The Art of the Interview

I should sit down one day and calculate how many people I’ve interviewed in the last nine years. It would be a large number.

I had the pleasure of interviewing Raymond King before he died. From the comfort of his La-Z-Boy recliner, he talked to me for thirty minutes about his life and his philosophy of giving back to the community. After the interview was over, he pushed himself up with a groan, grabbed his cane, and asked me to follow him into the back yard. He struggled to raise a garage door revealing an antique car—his pride and joy. He told me all about it. I have a soft place in my heart for sweet, old men, and so that day stands out in my mind.

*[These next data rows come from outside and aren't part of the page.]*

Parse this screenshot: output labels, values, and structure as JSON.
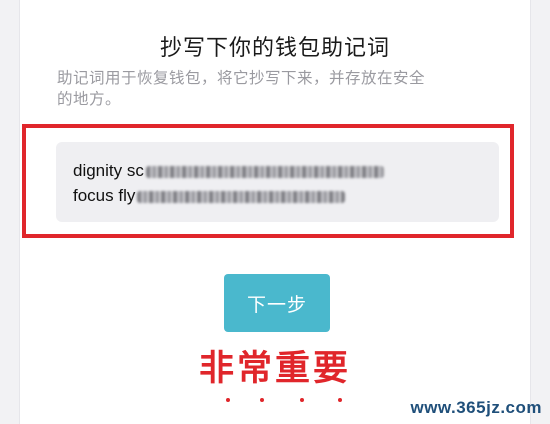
{
  "header": {
    "title": "抄写下你的钱包助记词"
  },
  "instructions": {
    "line1": "助记词用于恢复钱包，将它抄写下来，并存放在安全",
    "line2": "的地方。"
  },
  "mnemonic": {
    "line1_visible": "dignity sc",
    "line2_visible": "focus fly"
  },
  "actions": {
    "next_label": "下一步"
  },
  "annotation": {
    "text": "非常重要",
    "color": "#e0262b"
  },
  "watermark": {
    "text": "www.365jz.com"
  },
  "colors": {
    "button": "#4ab8cd",
    "accent_red": "#e0262b"
  }
}
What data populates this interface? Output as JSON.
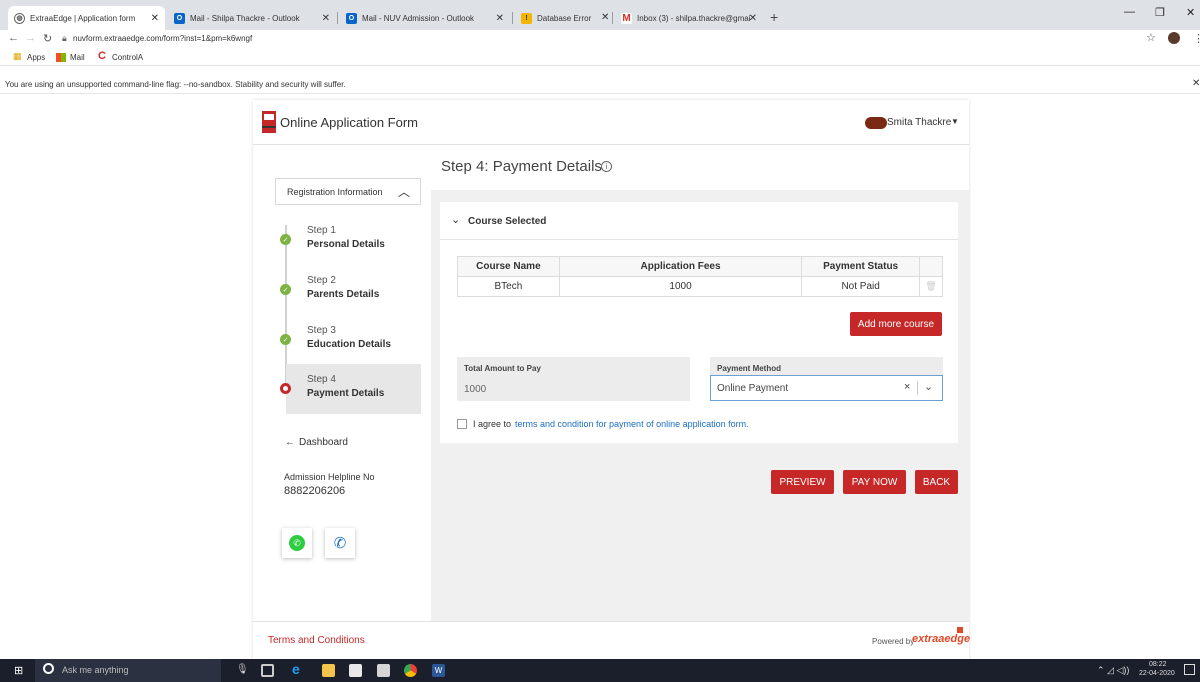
{
  "browser": {
    "tabs": [
      {
        "label": "ExtraaEdge | Application form",
        "icon": "globe-icon",
        "active": true
      },
      {
        "label": "Mail - Shilpa Thackre - Outlook",
        "icon": "outlook-icon"
      },
      {
        "label": "Mail - NUV Admission - Outlook",
        "icon": "outlook-icon"
      },
      {
        "label": "Database Error",
        "icon": "warning-icon"
      },
      {
        "label": "Inbox (3) - shilpa.thackre@gmai",
        "icon": "gmail-icon"
      }
    ],
    "url": "nuvform.extraaedge.com/form?inst=1&pm=k6wngf",
    "bookmarks": [
      "Apps",
      "Mail",
      "ControlA"
    ],
    "infobar": "You are using an unsupported command-line flag: --no-sandbox. Stability and security will suffer."
  },
  "app": {
    "title": "Online Application Form",
    "user_name": "Smita Thackre",
    "sidebar": {
      "section_title": "Registration Information",
      "steps": [
        {
          "num": "Step 1",
          "name": "Personal Details",
          "status": "done"
        },
        {
          "num": "Step 2",
          "name": "Parents Details",
          "status": "done"
        },
        {
          "num": "Step 3",
          "name": "Education Details",
          "status": "done"
        },
        {
          "num": "Step 4",
          "name": "Payment Details",
          "status": "current"
        }
      ],
      "dashboard": "Dashboard",
      "helpline_label": "Admission Helpline No",
      "helpline_number": "8882206206"
    },
    "main": {
      "step_title": "Step 4: Payment Details",
      "panel_title": "Course Selected",
      "table": {
        "headers": [
          "Course Name",
          "Application Fees",
          "Payment Status"
        ],
        "rows": [
          [
            "BTech",
            "1000",
            "Not Paid"
          ]
        ]
      },
      "add_more": "Add more course",
      "total_label": "Total Amount to Pay",
      "total_value": "1000",
      "method_label": "Payment Method",
      "method_value": "Online Payment",
      "agree_prefix": "I agree to",
      "agree_link": "terms and condition for payment of online application form.",
      "preview": "PREVIEW",
      "paynow": "PAY NOW",
      "back": "BACK"
    },
    "footer": {
      "terms": "Terms and Conditions",
      "powered": "Powered by",
      "brand": "extraaedge"
    }
  },
  "taskbar": {
    "search_placeholder": "Ask me anything",
    "time": "08:22",
    "date": "22-04-2020"
  },
  "colors": {
    "accent_red": "#c62828",
    "step_done": "#7cb342",
    "link_blue": "#1e6fc0"
  }
}
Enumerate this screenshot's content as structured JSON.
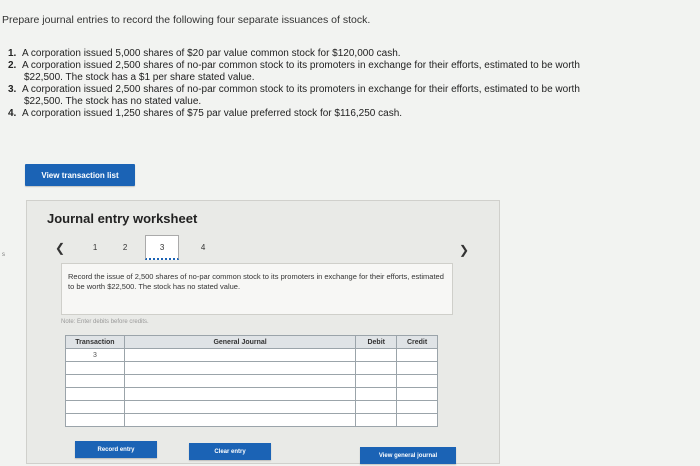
{
  "prompt": "Prepare journal entries to record the following four separate issuances of stock.",
  "items": [
    {
      "num": "1.",
      "lines": [
        "A corporation issued 5,000 shares of $20 par value common stock for $120,000 cash."
      ]
    },
    {
      "num": "2.",
      "lines": [
        "A corporation issued 2,500 shares of no-par common stock to its promoters in exchange for their efforts, estimated to be worth",
        "$22,500. The stock has a $1 per share stated value."
      ]
    },
    {
      "num": "3.",
      "lines": [
        "A corporation issued 2,500 shares of no-par common stock to its promoters in exchange for their efforts, estimated to be worth",
        "$22,500. The stock has no stated value."
      ]
    },
    {
      "num": "4.",
      "lines": [
        "A corporation issued 1,250 shares of $75 par value preferred stock for $116,250 cash."
      ]
    }
  ],
  "view_transaction_label": "View transaction list",
  "worksheet": {
    "title": "Journal entry worksheet",
    "prev_icon": "chevron-left-icon",
    "next_icon": "chevron-right-icon",
    "pages": [
      "1",
      "2",
      "3",
      "4"
    ],
    "active_page": "3",
    "description": "Record the issue of 2,500 shares of no-par common stock to its promoters in exchange for their efforts, estimated to be worth $22,500. The stock has no stated value.",
    "note": "Note: Enter debits before credits.",
    "table": {
      "headers": [
        "Transaction",
        "General Journal",
        "Debit",
        "Credit"
      ],
      "rows": [
        [
          "3",
          "",
          "",
          ""
        ],
        [
          "",
          "",
          "",
          ""
        ],
        [
          "",
          "",
          "",
          ""
        ],
        [
          "",
          "",
          "",
          ""
        ],
        [
          "",
          "",
          "",
          ""
        ],
        [
          "",
          "",
          "",
          ""
        ]
      ]
    },
    "record_label": "Record entry",
    "clear_label": "Clear entry",
    "general_journal_label": "View general journal"
  },
  "side_mark": "s",
  "colors": {
    "accent": "#1b63b5",
    "background": "#f2f3f1"
  }
}
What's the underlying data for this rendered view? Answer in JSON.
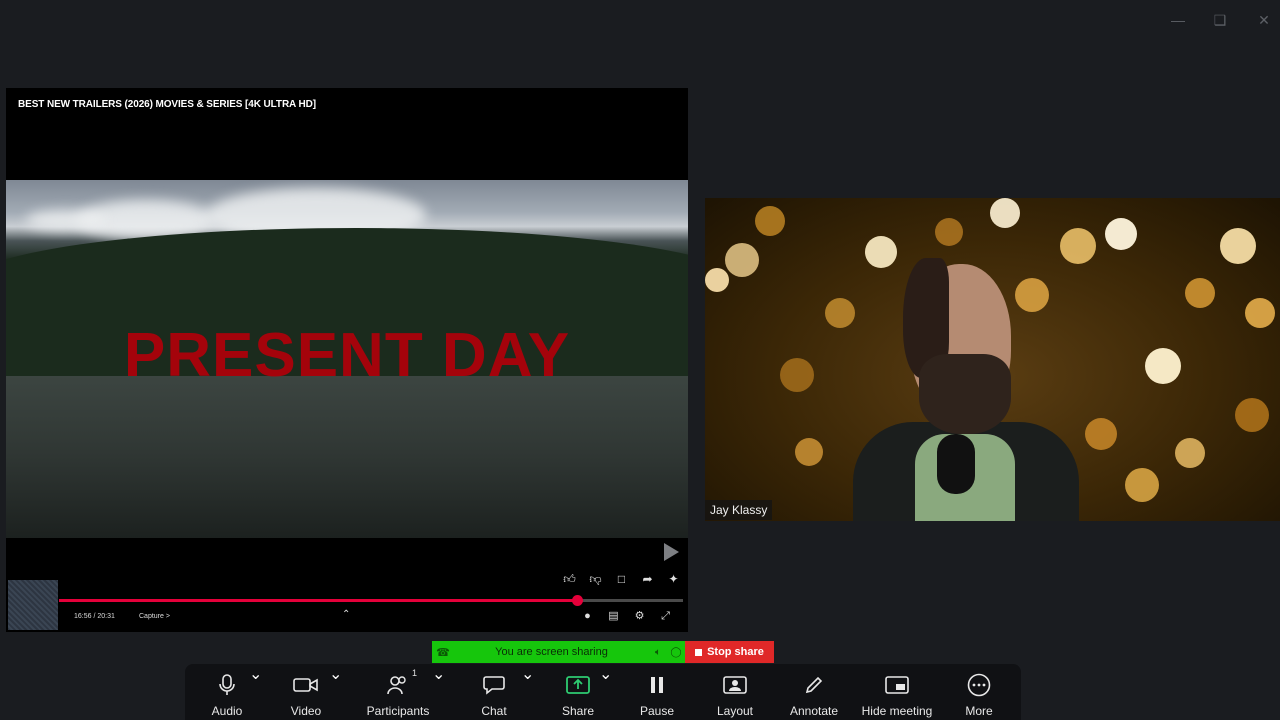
{
  "window": {
    "minimize_icon": "minimize-icon",
    "maximize_icon": "restore-icon",
    "close_icon": "close-icon"
  },
  "shared_screen": {
    "video_title": "BEST NEW TRAILERS (2026) MOVIES & SERIES [4K ULTRA HD]",
    "overlay_text": "PRESENT DAY",
    "time": "16:56 / 20:31",
    "chapter": "Capture",
    "chapter_arrow": ">",
    "progress": 0.83,
    "actions": [
      "like-icon",
      "dislike-icon",
      "comment-icon",
      "share-icon",
      "sparkle-icon"
    ],
    "controls": [
      "autoplay-icon",
      "captions-icon",
      "settings-icon",
      "exit-fullscreen-icon"
    ]
  },
  "participant": {
    "name": "Jay Klassy"
  },
  "share_banner": {
    "status_text": "You are screen sharing",
    "stop_label": "Stop share",
    "colors": {
      "banner": "#16c60c",
      "stop": "#e02828"
    }
  },
  "toolbar": {
    "audio": "Audio",
    "video": "Video",
    "participants": "Participants",
    "participants_count": "1",
    "chat": "Chat",
    "share": "Share",
    "pause": "Pause",
    "layout": "Layout",
    "annotate": "Annotate",
    "hide_meeting": "Hide meeting",
    "more": "More",
    "share_accent": "#2ecc71"
  }
}
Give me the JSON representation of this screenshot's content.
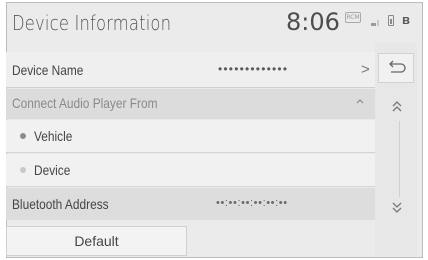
{
  "header": {
    "title": "Device Information",
    "clock": "8:06",
    "status_badge": "RCM",
    "bluetooth_icon": "bluetooth-icon"
  },
  "rows": {
    "device_name": {
      "label": "Device Name",
      "value": "•••••••••••••",
      "chevron": ">"
    },
    "connect_from": {
      "label": "Connect Audio Player From"
    },
    "vehicle": {
      "label": "Vehicle"
    },
    "device": {
      "label": "Device"
    },
    "bt_address": {
      "label": "Bluetooth Address",
      "value": "••:••:••:••:••:••"
    }
  },
  "buttons": {
    "default_label": "Default"
  },
  "colors": {
    "background": "#ebebeb",
    "row_light": "#f1f1f1",
    "row_dark": "#dcdcdc",
    "text": "#454545"
  }
}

I also think back to an interview with US Senator Lamar Alexander. He and I talked about nuclear power. I forgot I was working. I was so interested in the topic and in what Senator Alexander had to say, that I entered into a personal conversation with him. I wrote that article in record time.

I love those moments when I make an instant connection with the person I am interviewing. I love to see the world through their eyes, if even for just a moment. I had that experience when I interviewed the History Channel’s survivor superstar, Alan Kay, two weeks ago. I lobbed a beautiful question for Kay, and he knocked it out of the park.

I said, “I’ve heard that servicemen returning from combat often find it difficult to assimilate back into their routine lives when they return from a combat zone. After your fifty-six days alone on Vancouver Island, did you find it difficult to return home?”

There was a pause, and then Kay gave me what I was looking for. He talked about how his experience had deepened his awareness of life and purpose, and how he wanted to scream warnings to humanity when he returned. I can’t share his specific answer because the article won’t be published until October (Get Out Chattanooga Magazine), but Kay’s response was writer’s gold.

Here are some general tips for getting the most out of an interview.

  1. Do Your Research. Before you talk to the person you are interviewing, do some general research and draft a few warm up questions from your research.
  2. Minimize Yes or No Questions. I always try to form my questions so that the person will give me lots of meat on the bone. For example, instead of asking, “Did you enjoy your experience on Vancouver Island?” I asked, “What were two of the most memorable moments during your time on Vancouver Island?” Asking more open-ended questions will allow the person to elaborate beyond a simple yes or no answer.
  3. Make a Connection. Find common ground with the person you are interviewing and build from that common ground. For example, I recently interviewed volunteers who rescue dogs from a local shelter. After the introductions, I said, “I’m excited about writing this article. I love dogs, and in the past, I, too, have been involved with animal rescue.” Their faces lit up, and they opened up to me.
  4. Ask for the Story. Depending on who I am interviewing, I often have a lot of success asking the person, “So what’s the story here? Why should readers care?” I get lots of interesting responses to this question. I also ask them to tell me about a particular event or experience that can lead into the story—an anecdote—that will draw my readers in.
  5. Ask Followup Questions. Sometimes when a person has a really great answer to a question, I say, “Tell me a little more about that. Give me more detail.”
  6. Send Questions in Advance. Sometimes, I send my questions in advance. This allows people to check details and think about what they want to say and how they want to say it. I never send them all of my questions, but I send a few so that they won’t feel anxious about talking to me.
  7. Mine for Different Angles. I don’t want my article to sound like other articles, and so I often look for different approaches. As I was preparing to interview survivalist Alan Kay, I read many articles that other writers had already published. I was determined to present “a different story,” and so I focused on Kay’s survival tips and the psychological toll that living off the land in total isolation for fifty-six days took on him, and how he kept his sanity. My article is different than the other content, and that’s a good thing.

There are other tips writers use to get the most out of interviews. I invite you to leave a comment telling me what works best for you. As always, I appreciate your stopping by my website.